Unemployment continues to mount as tens of millions of working people are already facing a precarious situation of ever larger debts and little or no savings, a higher cost of living, particularly for medical and education expenses, and reduced government services.
US household debt has now reached a staggering $7.5 trillion and consumer-credit defaults and payment delinquencies are running at levels not seen since the last recession. During the first two quarters of the current recession the average US household took on $1,420 of new debt.
Moreover, the stock market decline has sharply reduced the value of 401(k) pension plans for tens of millions of Americans who no longer have fully paid pension plans. This in turn has forced many older workers to put off retirement or take on extra jobs.
In the face of these increasing signs of social distress in America the Bush administration has offered no solution outside of an “economic stimulus package,” which is primarily aimed at giving further tax breaks to the wealthiest layers of the population and corporate America. The White House and other leading Republican officials have vilified the Democrats for including in their version of the bill a few meager proposals to extend jobless and health care benefits to the unemployed.
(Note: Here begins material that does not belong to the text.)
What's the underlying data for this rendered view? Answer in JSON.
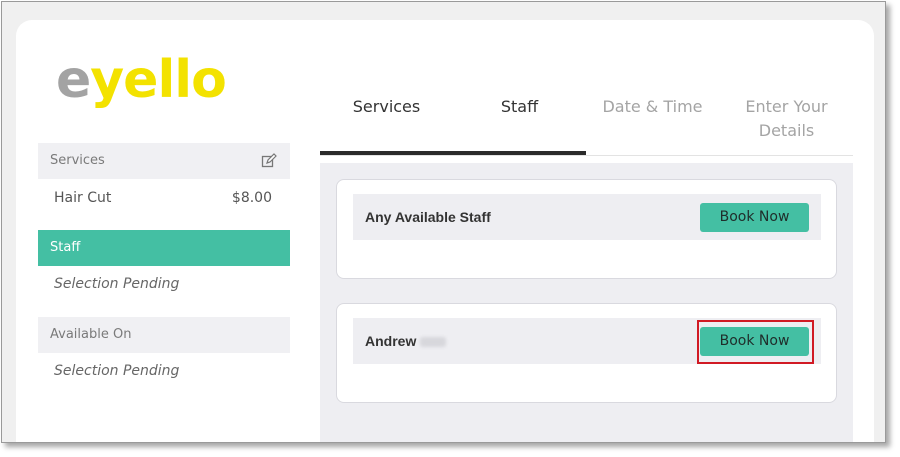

Neither big business party offers any real relief to the broad masses now being hit by the economic downturn.
The latest jobless figures go a long way in explaining the Bush administration’s insistence on continuing the war in Afghanistan, when by all appearances it should be over, and why the president declared that, “2002 would be a year of war.” The administration needs to maintain a war atmosphere and is counting on the media to continue whipping up patriotic sentiments in order to divert attention from the massive economic and social crisis at home.